Her personal example and influence on her god-daughter, Alice Mary Coleridge, played a formative role in Coleridge's zeal for women's education and thus, indirectly, led to the foundation of Abbots Bromley School for Girls. After her death, her friend, assistant and collaborator, Christabel Coleridge, published the biographical Charlotte Mary Yonge: her Life and Letters Yonge's work was widely read and respected in the nineteenth century.

William Morris and Edward Burne-Jones read The Heir of Redclyffe aloud to each other while undergraduates at Oxford University and "took the hero, Guy Morville's medieval tastes and chivalric ideals as presiding elements in the formation of the Pre-Raphaelite Brotherhood. Sir John Arthur Ransome Marriott wrote of her:. Charlotte Yonge — was not only a prolific novelist, but a serious student of history, especially in its personal aspects.
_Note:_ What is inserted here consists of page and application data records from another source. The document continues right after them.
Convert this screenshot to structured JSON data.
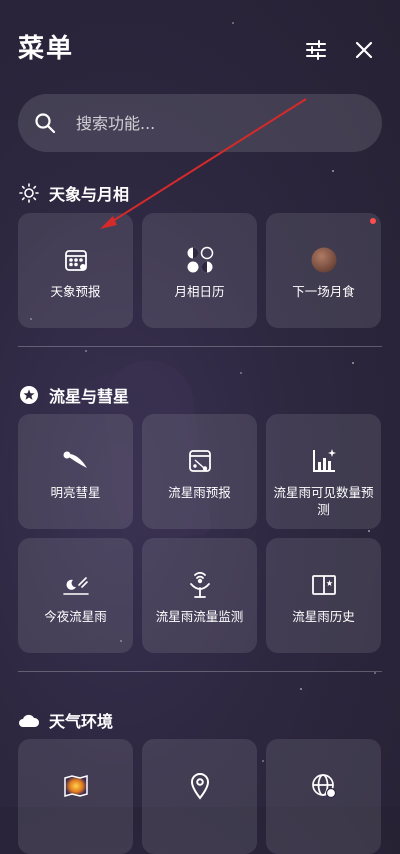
{
  "header": {
    "title": "菜单",
    "settings_icon": "sliders-icon",
    "close_icon": "close-icon"
  },
  "search": {
    "placeholder": "搜索功能...",
    "icon": "search-icon"
  },
  "sections": [
    {
      "title": "天象与月相",
      "icon": "sun-icon",
      "items": [
        {
          "label": "天象预报",
          "icon": "calendar-icon"
        },
        {
          "label": "月相日历",
          "icon": "moon-phases-icon"
        },
        {
          "label": "下一场月食",
          "icon": "moon-icon",
          "badge": true
        }
      ]
    },
    {
      "title": "流星与彗星",
      "icon": "star-icon",
      "items": [
        {
          "label": "明亮彗星",
          "icon": "comet-icon"
        },
        {
          "label": "流星雨预报",
          "icon": "meteor-calendar-icon"
        },
        {
          "label": "流星雨可见数量预测",
          "icon": "bar-chart-icon"
        },
        {
          "label": "今夜流星雨",
          "icon": "night-meteor-icon"
        },
        {
          "label": "流星雨流量监测",
          "icon": "antenna-icon"
        },
        {
          "label": "流星雨历史",
          "icon": "book-icon"
        }
      ]
    },
    {
      "title": "天气环境",
      "icon": "cloud-icon",
      "items": [
        {
          "label": "",
          "icon": "light-pollution-map-icon"
        },
        {
          "label": "",
          "icon": "location-pin-icon"
        },
        {
          "label": "",
          "icon": "globe-icon"
        }
      ]
    }
  ],
  "colors": {
    "background": "#2d2740",
    "tile": "#3f3a55",
    "badge": "#ff4d4d",
    "annotation_arrow": "#d42a2a"
  }
}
With characteristic modesty she expressed the hope that her sketch might "serve as an inducement to some young readers to make acquaintance with the delectable old Canon Froissart for themselves". The wise, of all ages, will fulfil her hope. Skip to main content.